The MQ-8C provides the U.S Navy with increased endurance, range, and payload capacity. (Photos by Alan Radecki, courtesy of Northrop Grumman)
A next-generation unmanned helicopter recently completed flight testing at Naval Base Ventura County in Point Mugu, Calif. The MQ-8C Fire Scout took off and flew for 7 min. in restricted airspace in order to validate its autonomous control systems. In a second flight test, which lasted for 9 min., the aircraft flew in a pattern around the airfield, reaching an altitude of 500 ft.
The tests were successfully completed as part of an endurance upgrade before the system is used in operation next year. Upgrades to the MQ-8C make it possible for it to fly twice as long with three times the payload capacity of the current MQ-8B design. Specifically, the new design will allow the Fire Scout to fly up to 12 hrs. or carry up to 2600 lbs. That design is based on a larger commercial airframe with additional fuel tanks and an upgraded engine. It aims to combine the best features of the previous model with the extended range, payload, and cargo hauling capabilities of the FAA-certified Bell 407 helicopter. The MQ-8C has a maximum speed of 140 knots and is 41.4 feet in length, 7.8 feet in width, and 10.9 feet in height.

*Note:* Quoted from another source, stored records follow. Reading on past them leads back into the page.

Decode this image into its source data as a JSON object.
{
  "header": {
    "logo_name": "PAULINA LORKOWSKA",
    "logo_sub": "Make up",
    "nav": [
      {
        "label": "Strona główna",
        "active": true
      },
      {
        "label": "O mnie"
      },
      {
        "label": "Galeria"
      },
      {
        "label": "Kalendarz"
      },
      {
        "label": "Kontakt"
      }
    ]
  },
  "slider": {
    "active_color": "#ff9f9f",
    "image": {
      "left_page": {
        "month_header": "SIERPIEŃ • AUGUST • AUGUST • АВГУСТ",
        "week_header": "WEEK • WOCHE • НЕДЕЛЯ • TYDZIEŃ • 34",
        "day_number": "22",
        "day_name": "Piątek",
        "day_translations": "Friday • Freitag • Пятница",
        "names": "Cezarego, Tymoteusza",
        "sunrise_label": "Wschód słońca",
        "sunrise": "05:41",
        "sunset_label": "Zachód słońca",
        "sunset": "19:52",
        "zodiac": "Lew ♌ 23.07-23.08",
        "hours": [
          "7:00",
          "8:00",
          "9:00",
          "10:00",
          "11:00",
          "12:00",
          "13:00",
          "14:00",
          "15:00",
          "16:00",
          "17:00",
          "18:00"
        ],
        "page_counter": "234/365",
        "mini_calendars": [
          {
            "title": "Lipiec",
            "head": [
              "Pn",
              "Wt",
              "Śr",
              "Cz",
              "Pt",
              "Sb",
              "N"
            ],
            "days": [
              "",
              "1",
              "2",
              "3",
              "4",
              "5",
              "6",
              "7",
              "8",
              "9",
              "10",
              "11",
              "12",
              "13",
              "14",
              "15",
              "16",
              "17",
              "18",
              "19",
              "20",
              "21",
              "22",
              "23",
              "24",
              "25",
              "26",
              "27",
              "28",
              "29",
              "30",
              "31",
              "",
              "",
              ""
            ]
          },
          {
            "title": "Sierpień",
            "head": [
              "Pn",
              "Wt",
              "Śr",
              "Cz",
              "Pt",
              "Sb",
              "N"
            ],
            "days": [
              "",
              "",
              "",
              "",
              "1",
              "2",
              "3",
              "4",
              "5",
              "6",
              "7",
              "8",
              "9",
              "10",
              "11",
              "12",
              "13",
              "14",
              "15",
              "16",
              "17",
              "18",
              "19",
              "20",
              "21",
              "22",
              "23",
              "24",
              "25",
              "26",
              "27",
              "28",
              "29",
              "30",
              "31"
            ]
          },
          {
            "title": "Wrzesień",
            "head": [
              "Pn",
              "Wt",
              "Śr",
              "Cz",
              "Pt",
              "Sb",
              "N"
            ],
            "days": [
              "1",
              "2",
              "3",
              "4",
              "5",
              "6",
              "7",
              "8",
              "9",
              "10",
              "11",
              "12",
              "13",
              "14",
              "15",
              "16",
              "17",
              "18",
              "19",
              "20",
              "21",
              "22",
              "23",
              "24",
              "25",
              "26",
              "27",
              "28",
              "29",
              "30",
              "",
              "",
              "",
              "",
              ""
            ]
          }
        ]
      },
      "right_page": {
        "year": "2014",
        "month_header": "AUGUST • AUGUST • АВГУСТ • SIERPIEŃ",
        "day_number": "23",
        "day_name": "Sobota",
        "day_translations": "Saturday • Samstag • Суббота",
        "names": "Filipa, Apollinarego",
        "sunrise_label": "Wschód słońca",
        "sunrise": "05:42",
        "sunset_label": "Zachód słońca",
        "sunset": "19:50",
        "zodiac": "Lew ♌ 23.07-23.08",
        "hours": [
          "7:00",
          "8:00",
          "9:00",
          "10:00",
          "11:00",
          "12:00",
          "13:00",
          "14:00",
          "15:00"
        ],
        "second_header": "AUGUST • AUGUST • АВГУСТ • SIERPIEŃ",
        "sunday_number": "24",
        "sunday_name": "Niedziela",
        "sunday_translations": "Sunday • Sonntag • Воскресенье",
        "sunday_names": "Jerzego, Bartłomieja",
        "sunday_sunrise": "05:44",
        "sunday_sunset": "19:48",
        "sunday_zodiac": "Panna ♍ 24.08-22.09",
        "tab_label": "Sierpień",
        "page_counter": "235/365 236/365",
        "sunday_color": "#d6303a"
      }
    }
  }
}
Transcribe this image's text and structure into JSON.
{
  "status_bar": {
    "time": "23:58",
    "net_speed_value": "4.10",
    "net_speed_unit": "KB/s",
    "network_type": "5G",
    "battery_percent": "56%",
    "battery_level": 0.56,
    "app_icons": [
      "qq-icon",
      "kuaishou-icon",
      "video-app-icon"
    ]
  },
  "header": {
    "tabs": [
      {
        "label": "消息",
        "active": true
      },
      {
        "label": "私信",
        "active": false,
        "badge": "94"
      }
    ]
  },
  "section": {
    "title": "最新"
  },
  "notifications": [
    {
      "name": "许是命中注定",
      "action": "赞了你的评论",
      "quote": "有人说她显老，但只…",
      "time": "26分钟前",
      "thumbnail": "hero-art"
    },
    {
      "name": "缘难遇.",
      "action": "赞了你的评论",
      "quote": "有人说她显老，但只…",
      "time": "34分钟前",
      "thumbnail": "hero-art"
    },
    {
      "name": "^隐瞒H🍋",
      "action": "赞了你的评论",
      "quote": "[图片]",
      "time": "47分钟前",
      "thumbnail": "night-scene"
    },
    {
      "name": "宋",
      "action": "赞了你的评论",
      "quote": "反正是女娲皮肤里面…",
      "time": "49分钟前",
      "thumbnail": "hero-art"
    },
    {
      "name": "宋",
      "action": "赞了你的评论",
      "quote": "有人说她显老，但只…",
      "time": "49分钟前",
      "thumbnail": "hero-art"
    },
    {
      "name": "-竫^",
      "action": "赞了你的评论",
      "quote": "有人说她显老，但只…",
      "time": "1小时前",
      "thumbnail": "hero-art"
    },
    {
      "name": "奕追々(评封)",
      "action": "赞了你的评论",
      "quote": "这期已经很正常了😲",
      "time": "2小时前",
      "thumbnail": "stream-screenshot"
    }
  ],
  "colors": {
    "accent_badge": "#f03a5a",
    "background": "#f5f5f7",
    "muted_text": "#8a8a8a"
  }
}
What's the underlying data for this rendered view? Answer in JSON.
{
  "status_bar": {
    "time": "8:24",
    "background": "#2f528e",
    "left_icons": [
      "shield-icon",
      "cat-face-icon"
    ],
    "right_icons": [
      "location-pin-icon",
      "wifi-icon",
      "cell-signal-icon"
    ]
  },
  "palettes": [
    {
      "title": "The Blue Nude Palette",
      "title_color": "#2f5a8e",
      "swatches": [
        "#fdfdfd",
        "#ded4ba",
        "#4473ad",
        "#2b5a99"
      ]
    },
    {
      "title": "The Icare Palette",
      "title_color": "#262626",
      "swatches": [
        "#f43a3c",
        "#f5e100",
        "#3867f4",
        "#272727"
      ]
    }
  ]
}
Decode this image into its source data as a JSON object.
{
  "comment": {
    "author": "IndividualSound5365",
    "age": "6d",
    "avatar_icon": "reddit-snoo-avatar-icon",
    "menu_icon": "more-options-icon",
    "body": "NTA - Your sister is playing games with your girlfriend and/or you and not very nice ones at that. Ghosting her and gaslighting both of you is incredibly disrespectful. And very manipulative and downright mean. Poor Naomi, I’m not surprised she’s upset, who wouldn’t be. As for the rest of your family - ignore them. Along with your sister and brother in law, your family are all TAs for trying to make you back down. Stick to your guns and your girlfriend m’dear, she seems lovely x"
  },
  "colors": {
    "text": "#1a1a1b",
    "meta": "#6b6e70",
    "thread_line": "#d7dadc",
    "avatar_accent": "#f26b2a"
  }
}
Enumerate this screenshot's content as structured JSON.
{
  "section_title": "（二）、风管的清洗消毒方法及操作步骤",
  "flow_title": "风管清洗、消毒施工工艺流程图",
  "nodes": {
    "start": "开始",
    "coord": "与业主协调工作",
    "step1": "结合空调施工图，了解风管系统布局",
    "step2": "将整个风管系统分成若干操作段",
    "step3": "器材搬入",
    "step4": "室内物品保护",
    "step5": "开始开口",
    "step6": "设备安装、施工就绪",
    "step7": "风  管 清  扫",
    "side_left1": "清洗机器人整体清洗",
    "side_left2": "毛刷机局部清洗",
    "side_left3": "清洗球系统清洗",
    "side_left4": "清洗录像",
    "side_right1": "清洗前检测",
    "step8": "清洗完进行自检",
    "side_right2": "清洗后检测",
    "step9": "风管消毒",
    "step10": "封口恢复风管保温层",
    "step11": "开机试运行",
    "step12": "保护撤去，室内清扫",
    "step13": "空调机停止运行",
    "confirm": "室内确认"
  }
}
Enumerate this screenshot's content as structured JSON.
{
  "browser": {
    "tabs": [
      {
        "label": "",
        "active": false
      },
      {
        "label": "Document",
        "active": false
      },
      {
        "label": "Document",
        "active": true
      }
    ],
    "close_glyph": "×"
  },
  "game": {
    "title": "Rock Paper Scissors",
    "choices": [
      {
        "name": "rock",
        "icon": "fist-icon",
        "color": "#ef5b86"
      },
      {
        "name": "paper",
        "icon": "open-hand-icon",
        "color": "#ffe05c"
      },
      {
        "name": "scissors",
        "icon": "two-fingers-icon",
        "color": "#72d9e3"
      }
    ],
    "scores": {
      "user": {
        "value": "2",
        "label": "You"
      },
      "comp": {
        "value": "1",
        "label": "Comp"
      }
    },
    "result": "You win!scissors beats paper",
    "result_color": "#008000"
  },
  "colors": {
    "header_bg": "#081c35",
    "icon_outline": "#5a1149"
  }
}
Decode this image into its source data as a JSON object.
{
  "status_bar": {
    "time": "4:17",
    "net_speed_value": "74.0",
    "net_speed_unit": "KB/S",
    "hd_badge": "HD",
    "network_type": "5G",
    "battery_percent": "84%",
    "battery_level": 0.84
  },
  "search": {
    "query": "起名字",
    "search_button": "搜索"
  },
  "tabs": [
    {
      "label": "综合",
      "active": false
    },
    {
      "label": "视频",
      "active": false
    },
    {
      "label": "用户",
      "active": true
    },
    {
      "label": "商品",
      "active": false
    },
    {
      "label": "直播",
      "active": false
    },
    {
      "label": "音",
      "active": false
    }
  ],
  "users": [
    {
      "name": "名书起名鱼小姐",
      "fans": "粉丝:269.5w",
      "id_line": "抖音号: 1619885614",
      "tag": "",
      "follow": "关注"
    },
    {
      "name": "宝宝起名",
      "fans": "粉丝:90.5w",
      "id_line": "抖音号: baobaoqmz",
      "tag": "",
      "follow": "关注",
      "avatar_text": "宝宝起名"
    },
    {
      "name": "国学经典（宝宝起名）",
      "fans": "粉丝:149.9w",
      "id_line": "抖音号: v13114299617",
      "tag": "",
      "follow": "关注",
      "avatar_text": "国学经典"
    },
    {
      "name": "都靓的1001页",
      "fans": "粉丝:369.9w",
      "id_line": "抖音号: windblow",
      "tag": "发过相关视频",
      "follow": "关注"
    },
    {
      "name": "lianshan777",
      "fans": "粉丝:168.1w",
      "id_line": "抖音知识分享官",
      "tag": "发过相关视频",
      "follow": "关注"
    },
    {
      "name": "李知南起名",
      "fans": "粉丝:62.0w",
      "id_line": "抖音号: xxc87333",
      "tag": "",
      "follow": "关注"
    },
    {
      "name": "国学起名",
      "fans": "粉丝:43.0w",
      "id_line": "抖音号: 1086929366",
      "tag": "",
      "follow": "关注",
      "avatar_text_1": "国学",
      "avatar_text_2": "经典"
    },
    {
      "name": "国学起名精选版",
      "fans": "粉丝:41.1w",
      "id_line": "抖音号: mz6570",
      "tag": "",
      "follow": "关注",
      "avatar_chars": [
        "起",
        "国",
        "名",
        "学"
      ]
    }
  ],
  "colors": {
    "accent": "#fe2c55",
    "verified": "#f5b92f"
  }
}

The helicopter can identify targets and distribute real-time information to various users using on-board sensors, which are capable of capturing full-motion video. This allows ship-based commanders to maintain awareness of a certain area or keep an eye on a target for long periods of time. The previous generation of the helicopter, the MQ-8B, is currently on its seventh at-sea deployment supporting Navy frigates. Since 2011, it has been used extensively in Afghanistan to provide airborne surveillance to ground commanders.